* Data in this exercise
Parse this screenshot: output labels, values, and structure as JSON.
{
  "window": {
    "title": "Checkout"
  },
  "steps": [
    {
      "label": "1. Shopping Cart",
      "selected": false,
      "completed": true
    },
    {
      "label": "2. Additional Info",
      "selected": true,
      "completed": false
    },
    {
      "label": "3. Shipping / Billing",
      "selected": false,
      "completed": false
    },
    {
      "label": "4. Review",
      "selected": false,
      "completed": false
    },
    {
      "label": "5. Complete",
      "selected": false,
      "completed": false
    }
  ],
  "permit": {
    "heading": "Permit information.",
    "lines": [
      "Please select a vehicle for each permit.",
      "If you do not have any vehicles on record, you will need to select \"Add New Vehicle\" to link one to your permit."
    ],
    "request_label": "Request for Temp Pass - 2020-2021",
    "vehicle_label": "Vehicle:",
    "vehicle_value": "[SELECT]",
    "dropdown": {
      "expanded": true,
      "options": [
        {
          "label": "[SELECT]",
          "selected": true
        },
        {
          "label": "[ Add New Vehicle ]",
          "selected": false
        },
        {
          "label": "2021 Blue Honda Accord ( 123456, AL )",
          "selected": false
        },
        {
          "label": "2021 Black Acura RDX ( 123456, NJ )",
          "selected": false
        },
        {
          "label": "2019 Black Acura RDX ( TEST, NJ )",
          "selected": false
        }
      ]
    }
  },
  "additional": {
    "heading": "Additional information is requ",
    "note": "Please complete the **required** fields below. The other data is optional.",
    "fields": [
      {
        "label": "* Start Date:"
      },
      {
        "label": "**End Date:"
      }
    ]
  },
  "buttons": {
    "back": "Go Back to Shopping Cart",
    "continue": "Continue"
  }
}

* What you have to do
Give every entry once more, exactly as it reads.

* Solution for this problem
Parse this screenshot: output labels, values, and structure as JSON.
{
  "window": {
    "title": "Checkout"
  },
  "steps": [
    {
      "label": "1. Shopping Cart",
      "selected": false,
      "completed": true
    },
    {
      "label": "2. Additional Info",
      "selected": true,
      "completed": false
    },
    {
      "label": "3. Shipping / Billing",
      "selected": false,
      "completed": false
    },
    {
      "label": "4. Review",
      "selected": false,
      "completed": false
    },
    {
      "label": "5. Complete",
      "selected": false,
      "completed": false
    }
  ],
  "permit": {
    "heading": "Permit information.",
    "lines": [
      "Please select a vehicle for each permit.",
      "If you do not have any vehicles on record, you will need to select \"Add New Vehicle\" to link one to your permit."
    ],
    "request_label": "Request for Temp Pass - 2020-2021",
    "vehicle_label": "Vehicle:",
    "vehicle_value": "[SELECT]",
    "dropdown": {
      "expanded": true,
      "options": [
        {
          "label": "[SELECT]",
          "selected": true
        },
        {
          "label": "[ Add New Vehicle ]",
          "selected": false
        },
        {
          "label": "2021 Blue Honda Accord ( 123456, AL )",
          "selected": false
        },
        {
          "label": "2021 Black Acura RDX ( 123456, NJ )",
          "selected": false
        },
        {
          "label": "2019 Black Acura RDX ( TEST, NJ )",
          "selected": false
        }
      ]
    }
  },
  "additional": {
    "heading": "Additional information is requ",
    "note": "Please complete the **required** fields below. The other data is optional.",
    "fields": [
      {
        "label": "* Start Date:"
      },
      {
        "label": "**End Date:"
      }
    ]
  },
  "buttons": {
    "back": "Go Back to Shopping Cart",
    "continue": "Continue"
  }
}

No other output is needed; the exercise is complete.